▶ **Problem**
Exclude the pictures, then copy all remaining records exactly.

▶ **Website and app data records**
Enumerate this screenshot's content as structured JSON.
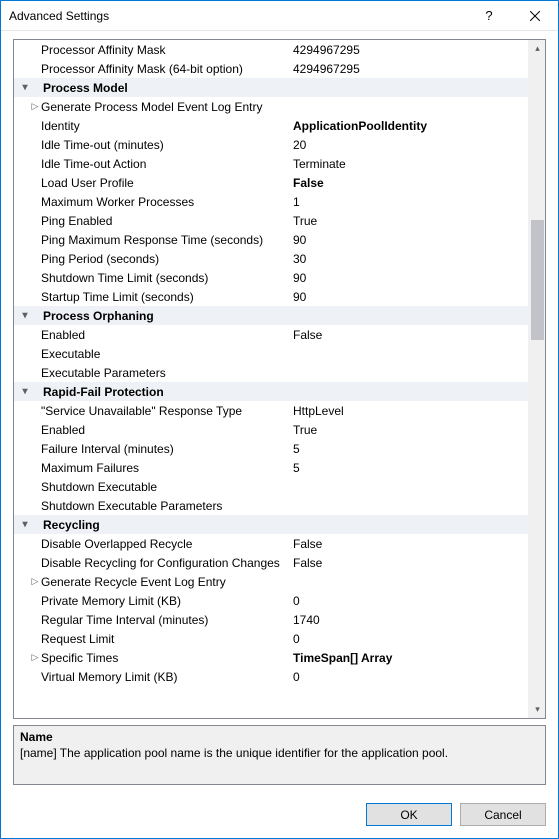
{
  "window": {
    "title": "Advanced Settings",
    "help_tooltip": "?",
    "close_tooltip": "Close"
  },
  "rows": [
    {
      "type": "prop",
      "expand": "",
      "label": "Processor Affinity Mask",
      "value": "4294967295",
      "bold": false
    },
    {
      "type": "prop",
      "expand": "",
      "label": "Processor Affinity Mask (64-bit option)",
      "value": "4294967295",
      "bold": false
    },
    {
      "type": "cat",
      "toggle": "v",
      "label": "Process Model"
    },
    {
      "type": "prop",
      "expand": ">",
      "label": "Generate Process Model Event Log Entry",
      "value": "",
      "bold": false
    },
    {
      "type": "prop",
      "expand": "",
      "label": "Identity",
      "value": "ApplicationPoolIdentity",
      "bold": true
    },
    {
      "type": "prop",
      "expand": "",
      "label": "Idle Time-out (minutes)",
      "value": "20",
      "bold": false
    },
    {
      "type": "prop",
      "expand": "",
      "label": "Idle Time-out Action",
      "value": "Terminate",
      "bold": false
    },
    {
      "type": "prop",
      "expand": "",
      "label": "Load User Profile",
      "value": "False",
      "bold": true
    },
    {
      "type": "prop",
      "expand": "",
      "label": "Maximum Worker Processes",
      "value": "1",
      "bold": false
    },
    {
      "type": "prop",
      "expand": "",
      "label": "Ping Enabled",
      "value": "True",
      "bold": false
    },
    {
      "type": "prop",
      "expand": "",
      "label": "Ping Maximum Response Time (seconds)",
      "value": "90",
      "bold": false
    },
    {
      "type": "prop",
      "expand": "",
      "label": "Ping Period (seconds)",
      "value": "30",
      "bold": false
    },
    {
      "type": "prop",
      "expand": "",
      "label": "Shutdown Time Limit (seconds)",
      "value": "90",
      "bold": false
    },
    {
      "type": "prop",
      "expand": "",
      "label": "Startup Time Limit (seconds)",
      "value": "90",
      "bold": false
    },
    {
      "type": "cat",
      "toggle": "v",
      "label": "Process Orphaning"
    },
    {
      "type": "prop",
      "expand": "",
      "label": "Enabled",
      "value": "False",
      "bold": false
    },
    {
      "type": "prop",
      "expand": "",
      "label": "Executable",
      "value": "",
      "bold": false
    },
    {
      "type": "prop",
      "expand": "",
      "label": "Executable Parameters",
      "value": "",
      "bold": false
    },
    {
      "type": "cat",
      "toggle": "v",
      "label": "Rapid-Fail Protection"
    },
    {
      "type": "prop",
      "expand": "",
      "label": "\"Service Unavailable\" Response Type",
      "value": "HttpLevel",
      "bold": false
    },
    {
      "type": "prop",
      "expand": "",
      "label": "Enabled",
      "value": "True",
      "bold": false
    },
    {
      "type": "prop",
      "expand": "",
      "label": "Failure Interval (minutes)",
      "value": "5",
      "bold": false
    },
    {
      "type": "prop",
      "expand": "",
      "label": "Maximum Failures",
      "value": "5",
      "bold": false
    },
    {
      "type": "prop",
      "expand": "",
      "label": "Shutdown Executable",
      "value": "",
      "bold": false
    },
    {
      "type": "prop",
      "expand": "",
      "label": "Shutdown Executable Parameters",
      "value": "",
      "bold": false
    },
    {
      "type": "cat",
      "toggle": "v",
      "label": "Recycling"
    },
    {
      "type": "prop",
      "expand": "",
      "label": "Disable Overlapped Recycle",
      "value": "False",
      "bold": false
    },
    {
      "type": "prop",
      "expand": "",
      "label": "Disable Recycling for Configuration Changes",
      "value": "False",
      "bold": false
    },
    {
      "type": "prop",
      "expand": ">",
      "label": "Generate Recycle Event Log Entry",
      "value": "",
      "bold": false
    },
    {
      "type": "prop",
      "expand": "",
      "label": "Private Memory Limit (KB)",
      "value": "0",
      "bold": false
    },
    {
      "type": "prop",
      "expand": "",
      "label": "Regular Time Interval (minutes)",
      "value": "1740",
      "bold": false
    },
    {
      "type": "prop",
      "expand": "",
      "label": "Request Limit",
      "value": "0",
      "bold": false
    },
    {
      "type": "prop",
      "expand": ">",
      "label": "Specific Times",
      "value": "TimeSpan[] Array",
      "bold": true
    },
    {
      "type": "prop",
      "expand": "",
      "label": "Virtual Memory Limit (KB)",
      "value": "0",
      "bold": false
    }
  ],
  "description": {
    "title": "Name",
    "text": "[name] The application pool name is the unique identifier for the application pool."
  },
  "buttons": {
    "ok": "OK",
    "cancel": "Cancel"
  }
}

▶ **Response for this exercise**
Enumerate this screenshot's content as structured JSON.
{
  "window": {
    "title": "Advanced Settings",
    "help_tooltip": "?",
    "close_tooltip": "Close"
  },
  "rows": [
    {
      "type": "prop",
      "expand": "",
      "label": "Processor Affinity Mask",
      "value": "4294967295",
      "bold": false
    },
    {
      "type": "prop",
      "expand": "",
      "label": "Processor Affinity Mask (64-bit option)",
      "value": "4294967295",
      "bold": false
    },
    {
      "type": "cat",
      "toggle": "v",
      "label": "Process Model"
    },
    {
      "type": "prop",
      "expand": ">",
      "label": "Generate Process Model Event Log Entry",
      "value": "",
      "bold": false
    },
    {
      "type": "prop",
      "expand": "",
      "label": "Identity",
      "value": "ApplicationPoolIdentity",
      "bold": true
    },
    {
      "type": "prop",
      "expand": "",
      "label": "Idle Time-out (minutes)",
      "value": "20",
      "bold": false
    },
    {
      "type": "prop",
      "expand": "",
      "label": "Idle Time-out Action",
      "value": "Terminate",
      "bold": false
    },
    {
      "type": "prop",
      "expand": "",
      "label": "Load User Profile",
      "value": "False",
      "bold": true
    },
    {
      "type": "prop",
      "expand": "",
      "label": "Maximum Worker Processes",
      "value": "1",
      "bold": false
    },
    {
      "type": "prop",
      "expand": "",
      "label": "Ping Enabled",
      "value": "True",
      "bold": false
    },
    {
      "type": "prop",
      "expand": "",
      "label": "Ping Maximum Response Time (seconds)",
      "value": "90",
      "bold": false
    },
    {
      "type": "prop",
      "expand": "",
      "label": "Ping Period (seconds)",
      "value": "30",
      "bold": false
    },
    {
      "type": "prop",
      "expand": "",
      "label": "Shutdown Time Limit (seconds)",
      "value": "90",
      "bold": false
    },
    {
      "type": "prop",
      "expand": "",
      "label": "Startup Time Limit (seconds)",
      "value": "90",
      "bold": false
    },
    {
      "type": "cat",
      "toggle": "v",
      "label": "Process Orphaning"
    },
    {
      "type": "prop",
      "expand": "",
      "label": "Enabled",
      "value": "False",
      "bold": false
    },
    {
      "type": "prop",
      "expand": "",
      "label": "Executable",
      "value": "",
      "bold": false
    },
    {
      "type": "prop",
      "expand": "",
      "label": "Executable Parameters",
      "value": "",
      "bold": false
    },
    {
      "type": "cat",
      "toggle": "v",
      "label": "Rapid-Fail Protection"
    },
    {
      "type": "prop",
      "expand": "",
      "label": "\"Service Unavailable\" Response Type",
      "value": "HttpLevel",
      "bold": false
    },
    {
      "type": "prop",
      "expand": "",
      "label": "Enabled",
      "value": "True",
      "bold": false
    },
    {
      "type": "prop",
      "expand": "",
      "label": "Failure Interval (minutes)",
      "value": "5",
      "bold": false
    },
    {
      "type": "prop",
      "expand": "",
      "label": "Maximum Failures",
      "value": "5",
      "bold": false
    },
    {
      "type": "prop",
      "expand": "",
      "label": "Shutdown Executable",
      "value": "",
      "bold": false
    },
    {
      "type": "prop",
      "expand": "",
      "label": "Shutdown Executable Parameters",
      "value": "",
      "bold": false
    },
    {
      "type": "cat",
      "toggle": "v",
      "label": "Recycling"
    },
    {
      "type": "prop",
      "expand": "",
      "label": "Disable Overlapped Recycle",
      "value": "False",
      "bold": false
    },
    {
      "type": "prop",
      "expand": "",
      "label": "Disable Recycling for Configuration Changes",
      "value": "False",
      "bold": false
    },
    {
      "type": "prop",
      "expand": ">",
      "label": "Generate Recycle Event Log Entry",
      "value": "",
      "bold": false
    },
    {
      "type": "prop",
      "expand": "",
      "label": "Private Memory Limit (KB)",
      "value": "0",
      "bold": false
    },
    {
      "type": "prop",
      "expand": "",
      "label": "Regular Time Interval (minutes)",
      "value": "1740",
      "bold": false
    },
    {
      "type": "prop",
      "expand": "",
      "label": "Request Limit",
      "value": "0",
      "bold": false
    },
    {
      "type": "prop",
      "expand": ">",
      "label": "Specific Times",
      "value": "TimeSpan[] Array",
      "bold": true
    },
    {
      "type": "prop",
      "expand": "",
      "label": "Virtual Memory Limit (KB)",
      "value": "0",
      "bold": false
    }
  ],
  "description": {
    "title": "Name",
    "text": "[name] The application pool name is the unique identifier for the application pool."
  },
  "buttons": {
    "ok": "OK",
    "cancel": "Cancel"
  }
}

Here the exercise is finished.